Originally published on Fri March 14, 2014 5:39 pm
The European Union wants U.S. cheese makers to stop calling their Parmesan cheese Parmesan cheese, the AP reports. According to the Europeans, only cheese called Parmesan should come from Parma, Italy. Also: If it doesn't come from Greece, it's not feta.
Now, on to our final game, Lightning Fill In The Blank. Each of our players will have 60 seconds in which to answer as many fill in the blank questions as he or she can, each correct answer now worth two points. Carl, can you give us the scores?
CARL KASELL: We have a tie for first place, Peter. Cindy Shupack and Charlie Pierce each has three points. Paula Poundstone has two.
CARL KASELL: From NPR and WBEZ-Chicago, this is WAIT WAIT...DON'T TELL ME, the NPR news quiz. I'm Carl Kasell. We're playing this week with Cindy Shupack, Charlie Pierce, and Paula Poundstone. And here again is your host, at the Chase Bank Auditorium in downtown Chicago, Peter Sagal.
We want to remind everyone to join us here most weeks at the Chase Bank Auditorium in beautiful downtown. For tickets and more information, go to wbez.org, or you can find a link at our website, waitwait.npr.org. Right now, panel, time for you to answer some questions about this week's news.
CARL KASELL: From NPR and WBEZ Chicago, this is WAIT WAIT...DON'T TELL ME!, the NPR news quiz. I'm Carl Kasell. And here's your host at the Chase Bank Auditorium in downtown Chicago, Peter Sagal.

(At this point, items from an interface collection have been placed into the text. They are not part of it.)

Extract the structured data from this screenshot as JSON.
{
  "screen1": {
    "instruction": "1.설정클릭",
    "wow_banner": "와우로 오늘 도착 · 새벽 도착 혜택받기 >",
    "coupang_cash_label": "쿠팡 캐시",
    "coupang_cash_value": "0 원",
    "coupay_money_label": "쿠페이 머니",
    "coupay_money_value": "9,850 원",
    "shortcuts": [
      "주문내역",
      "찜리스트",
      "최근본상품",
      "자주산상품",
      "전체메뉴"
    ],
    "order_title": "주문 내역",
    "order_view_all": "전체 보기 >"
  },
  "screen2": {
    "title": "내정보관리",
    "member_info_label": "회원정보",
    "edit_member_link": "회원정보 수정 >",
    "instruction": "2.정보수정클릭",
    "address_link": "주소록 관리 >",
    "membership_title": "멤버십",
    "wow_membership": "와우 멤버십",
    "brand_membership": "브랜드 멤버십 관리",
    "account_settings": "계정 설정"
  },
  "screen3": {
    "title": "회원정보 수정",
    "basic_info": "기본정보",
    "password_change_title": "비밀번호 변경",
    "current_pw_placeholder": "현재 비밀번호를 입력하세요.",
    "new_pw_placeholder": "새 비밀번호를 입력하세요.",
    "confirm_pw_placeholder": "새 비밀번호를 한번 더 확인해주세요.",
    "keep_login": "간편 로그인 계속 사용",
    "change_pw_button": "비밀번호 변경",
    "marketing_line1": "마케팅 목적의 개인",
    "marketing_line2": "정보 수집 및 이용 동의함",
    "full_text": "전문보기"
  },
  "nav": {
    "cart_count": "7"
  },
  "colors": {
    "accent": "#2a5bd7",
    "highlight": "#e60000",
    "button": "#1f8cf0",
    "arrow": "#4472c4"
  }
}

PETER SAGAL, HOST:
Thank you, Carl. Thank you, everybody. Thank you. Thank you so much. Big show for you today. Later on, we're going to be talking to Joby Ogwyn. He is the man who is going to be jumping off the top of Mount Everest on live TV in May. So once he's done with us, that will be the second dumbest thing he's ever attempted.
In May, the Discovery Channel will be broadcasting live as Joby Ogwyn climbs to the summit of Mount Everest, and then jumps off it, descending 10,000 feet in a wing suit.
As this is clearly the last chance we have to talk to him while he's still alive, we've invited him to play a game called "Band on the Run." Three questions about Wings, Paul McCartney's lesser-known band.
In survey after survey, people rank buying a car as one of their least favorite experiences.
Why hasn't anyone figured out a better way to sell cars? Why can't you just go to a car store and shop for cars from a bunch of different manufacturers? Why don't cars have real price tags — with real prices, that people actually pay?
We wondered if satellite imagery might show something about the missing plane, either in flight or after. To talk about that, I'm joined by Brian Weeden, who studies space systems and security. He's technical advisor for the nonprofit Secure World Foundation. Brian, welcome to the program.
BRIAN WEEDEN: Glad to be here.
BLOCK: Let's talk first about the Malaysian Airlines jet in flight. If we assume that it kept flying for hours after it disappeared from radar, would satellite images possibly show that plane in flight?
In the rugged mountains of northern Iraq, there are some gleaming new high-rises. They reflect bright sun and also big Kurdish ambitions. The Kurds largely run their own affairs, but their insistence on selling oil without the central government's permission has prompted Baghdad to strike back. The government cut off federal money to the Kurds. NPR's Alice Fordham visited a newly opened five-star hotel in the city of Sulaymaniyah.
The people running Crimea these days have little doubt about the result of this Sunday's referendum. They're confident of getting the majority vote they need to secede from Ukraine. But in a silent protest against the Russian presence, some pro-Ukrainian Crimeans plan to stay home on Sunday. NPR's Gregory Warner reports from Simferopol.